Explicit is better than implicit. Namespaces are one honking great idea – let’s do more of those!
For interpolation in python, scipy includes the interpolateackage containing (amongst other things) interp1d for simple interpolation.
The function does not however perform extrapolation; if the interpolator is asked for a value outside the original range it will raise an exception. To get around this, the interpolator contains a .x parameter which contains the original x values used to construct itself. A boolean index can then be used to reject inputoints which fall outside of this range:
So IPython has updated to version 2.0. The full changelog can be found here and to summarise the key points:

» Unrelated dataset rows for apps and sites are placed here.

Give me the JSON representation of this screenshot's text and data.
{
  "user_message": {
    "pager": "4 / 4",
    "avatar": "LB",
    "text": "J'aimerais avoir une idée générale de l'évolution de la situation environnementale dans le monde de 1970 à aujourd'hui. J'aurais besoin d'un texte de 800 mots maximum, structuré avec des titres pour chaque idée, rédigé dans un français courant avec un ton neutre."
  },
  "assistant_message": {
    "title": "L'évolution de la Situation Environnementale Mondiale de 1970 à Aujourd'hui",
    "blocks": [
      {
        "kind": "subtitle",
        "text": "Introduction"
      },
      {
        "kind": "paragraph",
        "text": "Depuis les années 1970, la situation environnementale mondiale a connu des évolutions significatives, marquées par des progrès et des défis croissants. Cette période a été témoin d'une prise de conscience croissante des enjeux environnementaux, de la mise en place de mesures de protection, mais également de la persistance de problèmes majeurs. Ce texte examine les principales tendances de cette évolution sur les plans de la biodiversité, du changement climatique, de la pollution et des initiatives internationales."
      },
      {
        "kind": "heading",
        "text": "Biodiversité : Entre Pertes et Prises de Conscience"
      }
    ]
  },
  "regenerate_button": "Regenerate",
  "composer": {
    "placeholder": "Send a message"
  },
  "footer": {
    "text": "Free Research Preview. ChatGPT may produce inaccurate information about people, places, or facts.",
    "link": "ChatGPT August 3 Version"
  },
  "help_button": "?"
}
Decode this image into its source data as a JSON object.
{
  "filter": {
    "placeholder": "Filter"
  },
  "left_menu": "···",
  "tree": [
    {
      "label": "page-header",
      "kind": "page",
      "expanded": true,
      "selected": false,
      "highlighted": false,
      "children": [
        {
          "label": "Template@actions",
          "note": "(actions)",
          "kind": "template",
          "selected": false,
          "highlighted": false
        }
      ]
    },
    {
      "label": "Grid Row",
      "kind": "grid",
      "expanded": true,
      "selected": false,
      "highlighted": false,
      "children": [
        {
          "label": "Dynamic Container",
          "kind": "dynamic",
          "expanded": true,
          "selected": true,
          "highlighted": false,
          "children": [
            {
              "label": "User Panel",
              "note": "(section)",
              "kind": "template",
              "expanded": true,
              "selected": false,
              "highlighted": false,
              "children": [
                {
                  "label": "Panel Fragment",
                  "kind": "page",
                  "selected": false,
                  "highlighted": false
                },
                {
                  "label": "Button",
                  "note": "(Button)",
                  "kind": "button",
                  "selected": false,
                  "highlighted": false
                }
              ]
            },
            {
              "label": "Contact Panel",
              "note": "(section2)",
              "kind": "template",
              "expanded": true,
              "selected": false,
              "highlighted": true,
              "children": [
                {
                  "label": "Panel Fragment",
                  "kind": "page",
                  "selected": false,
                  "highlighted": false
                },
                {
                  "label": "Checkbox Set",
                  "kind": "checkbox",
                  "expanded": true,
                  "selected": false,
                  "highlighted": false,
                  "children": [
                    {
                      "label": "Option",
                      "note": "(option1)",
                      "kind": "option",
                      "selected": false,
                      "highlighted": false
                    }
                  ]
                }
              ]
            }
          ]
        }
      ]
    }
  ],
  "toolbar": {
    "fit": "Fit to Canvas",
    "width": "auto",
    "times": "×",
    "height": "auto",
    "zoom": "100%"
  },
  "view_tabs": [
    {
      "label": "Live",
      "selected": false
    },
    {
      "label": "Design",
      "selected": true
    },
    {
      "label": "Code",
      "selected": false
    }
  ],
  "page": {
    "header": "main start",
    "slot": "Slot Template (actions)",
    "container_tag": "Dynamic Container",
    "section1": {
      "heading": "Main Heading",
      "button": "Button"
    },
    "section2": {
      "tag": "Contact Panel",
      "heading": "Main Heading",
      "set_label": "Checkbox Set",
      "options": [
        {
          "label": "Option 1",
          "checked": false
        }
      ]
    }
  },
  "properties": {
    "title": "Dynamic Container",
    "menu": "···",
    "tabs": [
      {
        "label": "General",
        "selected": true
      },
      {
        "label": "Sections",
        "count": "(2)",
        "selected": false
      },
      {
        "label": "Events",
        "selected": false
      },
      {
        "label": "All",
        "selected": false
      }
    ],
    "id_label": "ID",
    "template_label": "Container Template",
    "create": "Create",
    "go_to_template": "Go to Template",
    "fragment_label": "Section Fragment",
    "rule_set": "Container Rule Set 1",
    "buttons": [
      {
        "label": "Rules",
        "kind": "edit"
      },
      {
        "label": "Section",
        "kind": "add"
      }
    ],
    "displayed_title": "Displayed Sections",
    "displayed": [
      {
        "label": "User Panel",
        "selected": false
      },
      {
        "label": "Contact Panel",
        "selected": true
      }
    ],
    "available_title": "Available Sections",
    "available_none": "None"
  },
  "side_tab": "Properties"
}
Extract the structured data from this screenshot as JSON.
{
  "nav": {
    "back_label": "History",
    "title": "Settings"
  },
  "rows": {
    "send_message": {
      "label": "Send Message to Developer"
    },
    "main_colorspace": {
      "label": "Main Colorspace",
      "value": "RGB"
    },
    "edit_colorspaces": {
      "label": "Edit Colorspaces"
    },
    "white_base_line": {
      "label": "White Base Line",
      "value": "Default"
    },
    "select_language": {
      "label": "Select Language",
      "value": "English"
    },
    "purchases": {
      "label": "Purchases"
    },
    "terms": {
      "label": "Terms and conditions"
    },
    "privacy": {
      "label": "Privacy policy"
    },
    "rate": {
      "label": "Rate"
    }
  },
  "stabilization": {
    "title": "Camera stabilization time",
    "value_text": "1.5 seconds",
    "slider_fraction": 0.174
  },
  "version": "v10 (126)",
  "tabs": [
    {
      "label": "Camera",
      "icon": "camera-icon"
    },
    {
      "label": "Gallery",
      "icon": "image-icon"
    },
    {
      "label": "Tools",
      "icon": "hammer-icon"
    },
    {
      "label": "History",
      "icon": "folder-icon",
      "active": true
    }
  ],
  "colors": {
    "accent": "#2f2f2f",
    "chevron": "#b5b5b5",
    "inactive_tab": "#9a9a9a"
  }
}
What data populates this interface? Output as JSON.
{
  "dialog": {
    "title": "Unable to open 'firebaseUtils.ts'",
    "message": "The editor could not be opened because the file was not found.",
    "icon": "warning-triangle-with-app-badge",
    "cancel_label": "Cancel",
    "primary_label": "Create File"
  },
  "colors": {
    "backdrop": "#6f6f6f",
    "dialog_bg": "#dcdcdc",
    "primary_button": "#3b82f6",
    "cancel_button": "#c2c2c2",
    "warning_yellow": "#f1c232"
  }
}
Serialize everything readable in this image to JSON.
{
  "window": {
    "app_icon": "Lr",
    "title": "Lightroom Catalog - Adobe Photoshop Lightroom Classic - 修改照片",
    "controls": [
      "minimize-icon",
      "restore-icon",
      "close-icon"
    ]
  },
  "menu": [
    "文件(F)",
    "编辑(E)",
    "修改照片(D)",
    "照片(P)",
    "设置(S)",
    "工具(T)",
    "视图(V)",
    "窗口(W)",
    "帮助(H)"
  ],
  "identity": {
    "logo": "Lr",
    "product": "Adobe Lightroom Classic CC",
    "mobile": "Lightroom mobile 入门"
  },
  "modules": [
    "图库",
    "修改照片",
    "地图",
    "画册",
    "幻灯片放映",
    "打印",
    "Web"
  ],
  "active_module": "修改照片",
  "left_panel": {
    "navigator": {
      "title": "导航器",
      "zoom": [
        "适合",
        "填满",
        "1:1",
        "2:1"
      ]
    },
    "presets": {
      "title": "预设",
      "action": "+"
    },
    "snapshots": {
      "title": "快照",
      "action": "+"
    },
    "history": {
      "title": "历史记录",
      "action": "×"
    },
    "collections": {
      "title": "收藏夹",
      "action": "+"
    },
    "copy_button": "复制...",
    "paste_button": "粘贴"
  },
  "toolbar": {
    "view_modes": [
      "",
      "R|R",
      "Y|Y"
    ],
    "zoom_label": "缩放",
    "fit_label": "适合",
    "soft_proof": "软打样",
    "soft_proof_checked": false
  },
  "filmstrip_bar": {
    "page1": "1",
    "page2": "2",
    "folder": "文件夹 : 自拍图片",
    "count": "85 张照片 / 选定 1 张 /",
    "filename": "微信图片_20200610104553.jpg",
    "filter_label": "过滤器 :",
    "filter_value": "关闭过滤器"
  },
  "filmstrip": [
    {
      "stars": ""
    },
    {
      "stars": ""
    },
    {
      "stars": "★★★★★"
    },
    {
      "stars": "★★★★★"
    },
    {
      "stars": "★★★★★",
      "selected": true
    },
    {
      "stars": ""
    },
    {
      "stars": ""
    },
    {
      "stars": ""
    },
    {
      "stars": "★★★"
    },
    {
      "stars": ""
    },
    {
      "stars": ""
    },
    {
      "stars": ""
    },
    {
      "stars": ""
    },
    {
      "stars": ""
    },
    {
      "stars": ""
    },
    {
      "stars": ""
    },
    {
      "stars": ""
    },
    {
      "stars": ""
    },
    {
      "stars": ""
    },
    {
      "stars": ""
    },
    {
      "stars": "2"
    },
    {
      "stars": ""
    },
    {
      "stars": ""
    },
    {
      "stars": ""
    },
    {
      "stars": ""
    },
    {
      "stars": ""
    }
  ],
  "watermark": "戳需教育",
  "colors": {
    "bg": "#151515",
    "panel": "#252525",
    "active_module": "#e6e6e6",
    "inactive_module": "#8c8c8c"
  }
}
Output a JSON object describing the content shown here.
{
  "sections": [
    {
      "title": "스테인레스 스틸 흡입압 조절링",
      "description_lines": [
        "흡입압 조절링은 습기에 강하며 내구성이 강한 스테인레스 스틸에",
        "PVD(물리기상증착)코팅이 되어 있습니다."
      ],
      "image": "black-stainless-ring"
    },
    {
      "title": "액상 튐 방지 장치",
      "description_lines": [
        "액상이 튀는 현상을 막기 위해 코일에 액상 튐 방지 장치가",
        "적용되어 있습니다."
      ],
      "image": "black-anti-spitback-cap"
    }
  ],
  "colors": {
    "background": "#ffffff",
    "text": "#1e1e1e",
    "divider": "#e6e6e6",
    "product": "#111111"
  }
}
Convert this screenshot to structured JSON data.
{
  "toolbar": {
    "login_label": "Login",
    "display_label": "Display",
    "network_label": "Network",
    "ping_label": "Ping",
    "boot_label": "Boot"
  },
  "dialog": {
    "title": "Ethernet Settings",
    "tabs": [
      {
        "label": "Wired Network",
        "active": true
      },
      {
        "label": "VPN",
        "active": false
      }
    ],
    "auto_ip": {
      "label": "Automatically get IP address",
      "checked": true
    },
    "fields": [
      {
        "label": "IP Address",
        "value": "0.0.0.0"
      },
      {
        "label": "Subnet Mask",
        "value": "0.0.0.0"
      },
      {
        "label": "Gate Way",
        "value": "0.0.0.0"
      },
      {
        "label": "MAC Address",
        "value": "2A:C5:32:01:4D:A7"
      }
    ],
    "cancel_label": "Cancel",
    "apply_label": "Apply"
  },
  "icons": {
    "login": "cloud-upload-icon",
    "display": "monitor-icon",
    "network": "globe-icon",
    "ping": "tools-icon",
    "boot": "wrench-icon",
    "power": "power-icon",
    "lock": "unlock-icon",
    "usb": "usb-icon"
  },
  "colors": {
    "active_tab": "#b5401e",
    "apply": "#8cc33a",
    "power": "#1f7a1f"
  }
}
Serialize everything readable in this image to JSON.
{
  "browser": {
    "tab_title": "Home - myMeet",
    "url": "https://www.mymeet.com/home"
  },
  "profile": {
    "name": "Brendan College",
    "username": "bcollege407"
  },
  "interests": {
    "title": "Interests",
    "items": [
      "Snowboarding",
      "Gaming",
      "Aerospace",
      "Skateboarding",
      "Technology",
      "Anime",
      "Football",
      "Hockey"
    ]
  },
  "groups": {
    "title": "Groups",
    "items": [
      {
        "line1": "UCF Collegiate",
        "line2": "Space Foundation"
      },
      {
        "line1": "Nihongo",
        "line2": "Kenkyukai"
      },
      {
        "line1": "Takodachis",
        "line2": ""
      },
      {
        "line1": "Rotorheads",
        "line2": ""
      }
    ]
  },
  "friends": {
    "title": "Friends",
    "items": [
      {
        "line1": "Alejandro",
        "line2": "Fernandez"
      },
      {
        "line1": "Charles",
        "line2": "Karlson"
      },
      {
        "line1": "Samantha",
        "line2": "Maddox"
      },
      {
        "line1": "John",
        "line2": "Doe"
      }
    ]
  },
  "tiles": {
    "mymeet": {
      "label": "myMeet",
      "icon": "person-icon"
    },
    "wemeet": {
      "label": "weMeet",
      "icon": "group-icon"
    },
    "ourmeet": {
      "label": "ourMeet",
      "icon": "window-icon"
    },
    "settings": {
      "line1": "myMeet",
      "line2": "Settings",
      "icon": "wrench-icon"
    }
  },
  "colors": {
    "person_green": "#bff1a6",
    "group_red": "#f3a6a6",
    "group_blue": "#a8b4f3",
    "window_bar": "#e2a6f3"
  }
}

interactive widgets for the notebook directory navigation in the notebook dashboard persistent URLs for notebooks a new modal user interface in the notebook a security model for notebooks I want to discuss a few of these and my thoughts on how they make IPython notebook finally an incredibly powerful tool for research, more so than before, and how I may be finally switching from simple scripts to using the notebook full time (with a major caveat!
I was trying to play with PyMC3 and as per usual with code under heavy development the tutorials were out of date, and the code wouldn’t run. When I say “out of date” in fact the code ran but no valid numbers were produced. The API seemed to be consistent though.
I managed to get the tutorial to run by installing the following:
Theano==0.6.0 pymc==3.0 scipy==0.13.3 PyMC3 was installed from git from the pymc3 branch as follows:
So I’ve been watching a lot of OO refactoring screencasts and reading posts and I’m able to say I’ve implemented some of the advice I’ve heard. Life’s all about learning eh?
So the main example I want to talk about here is Null objects.
Null objects In dynamic languages, and Ruby in particular1 the concept of the lack of something needs to be encapsulated. For example: you’re wrapping the database and no entry exists; what to you return?
Scipy contains functions for fitting equations with Python, in its scipy.optimize module. The two main ones I’ve used in the past are leastsq and curve_fit, which in itself is a convenience wrapper around leastsq.
curve_fit For this operation you require three (four) things:
a function to fit of form f(x, *params) x data y data Optionally error data You can also supply an initial guess with the p0 argument.
Often when developing complex client side apps, a simple
python -m SimpleHTTPServer can host the html. For a node backend though, a second server has to be run to host the REST api, which must be on a different domain. For example the python server is on port
8000, whereas the REST server is run on port
Combining Python with LaTeX is a powerful combination. It allows for arbitrary code to be executed which either gives the results of expressions, or can be used to embed programatically certain things e.g. the paths of files or images.
By downloading python.sty and including it in a usepackage block, python code can be run.
I was having trouble getting this to work as it seems I was using an invalid version of python.
This is a problem that has been challenging me for a while: my c++ code uses vectors everywhere so how can I wrap these classes and functions into python easily? I’ve tried many many times with e.g. swig or boost::python to no avail.
That is until today…
Quite often at work I have to generate colour maps of certain things, which are generally not sampled evenly in coordinate space. I am also a huge fan of Python, so I thought to myself: can I combine these things? Well until now I didnt think you could. Matplotlibs contour plots require evenly spaced x and y points with z points to match. This is until I found a way
I’m constantly opening an iPython interpreter and having to import my common modules (for me pyfits mostly).
The easiest way to import modules on iPython startup is to look in your
~/.ipython/ipy_user_conf.py file which is a nice easy way to add python code into your ipython startup (as opposed to the ipythonrc file which is about colours etc.).
In the main function, just add a line such as
ip.ex("import pyfits") This will allow custom code to be run at startup.